Hammer Films had been approached by Parkinson and Raven a year earlier and although there was discussion of Disciple of Death being filmed, with Jimmy Sangster directing, the project was shelved. The enterprising duo decided to go ahead and film it themselves but in Super 16mm. The British censors removed gory shots of a heart being ripped out and blood squeezed into a goblet.
In 18th century England. an enigmatic yet charismatic stranger (Raven) arrives in a rural village to claim his inheritance. The stranger is actually a henchman of Satan who has been unleashed when the blood of a virgin accidentally drips onto the grave of a suicide victim. Aided by a dwarf, he kidnaps and murders young women until the local parson (Lacey) enlists the aid of a wisecracking Jewish Cabalist to resist his evil ambitions…
“Disciple of Death is the worst film I have ever seen. It is quite simply a stinker of remarkable ineptitude – featuring the worst performance by a leading man in the history of celluloid, some truly pitiful special effects, a story which beggars belief and camerawork and direction which… well, I despair.” Chris Wood, British Horror Films

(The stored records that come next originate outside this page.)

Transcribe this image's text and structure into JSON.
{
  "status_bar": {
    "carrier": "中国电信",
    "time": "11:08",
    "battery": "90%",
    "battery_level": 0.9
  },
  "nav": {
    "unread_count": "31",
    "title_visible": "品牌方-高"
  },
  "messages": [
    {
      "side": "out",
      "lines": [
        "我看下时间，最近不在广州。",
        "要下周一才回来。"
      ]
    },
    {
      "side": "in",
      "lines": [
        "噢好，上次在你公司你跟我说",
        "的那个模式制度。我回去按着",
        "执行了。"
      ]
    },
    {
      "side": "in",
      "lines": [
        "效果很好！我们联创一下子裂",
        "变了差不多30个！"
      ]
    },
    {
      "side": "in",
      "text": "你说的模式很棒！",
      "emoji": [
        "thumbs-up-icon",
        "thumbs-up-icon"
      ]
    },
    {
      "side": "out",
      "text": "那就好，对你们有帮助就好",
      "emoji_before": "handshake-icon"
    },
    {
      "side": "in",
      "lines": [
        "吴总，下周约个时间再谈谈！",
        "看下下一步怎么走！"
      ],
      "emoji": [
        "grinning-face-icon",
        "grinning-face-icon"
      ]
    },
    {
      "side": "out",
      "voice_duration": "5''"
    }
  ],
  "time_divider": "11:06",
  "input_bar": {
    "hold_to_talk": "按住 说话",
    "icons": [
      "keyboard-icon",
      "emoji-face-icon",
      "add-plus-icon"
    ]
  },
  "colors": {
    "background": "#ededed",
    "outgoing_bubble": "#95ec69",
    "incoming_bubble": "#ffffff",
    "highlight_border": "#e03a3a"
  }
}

“This is a film for people who enjoy seeing an individual vision transplanted to the screen with as little filtering through consensus, committee and studio sensibilities as possible. A low budget can only enhance such qualities: it prohibits short-cutting and reliance on cliché; it forces unusual solutions to logistic and creative problems. It’s the kind of environment in which one-of-a-kind imaginations like Raven’s can thrive.” Matthew Coniam, Hammer and Beyond
“There is no neck-biting – Raven removes the hearts of his female victims and wrings them out into a goblet to drink – and the unusual imagery includes a cabalist steeped in vampire bones, and two horsemen clashing at the skyline gibbet where a hanged man still dangles.” House of Horror: The Complete Hammer Films Story
” … the film is amateurish and Raven is dreadful in the extreme. Ronald Lacey comes in a close second as a badly bewigged parson … Laughably overacted by everyone involved, the ritual sacrifice scenes are especially hilarious.” Gary A. Smith, Uneasy Dreams: The Golden Age of British Horror Films, 1956 – 1976 (McFarland, 2000)
Also released as:
Das Monster mit der Teufelsklaue (Germany)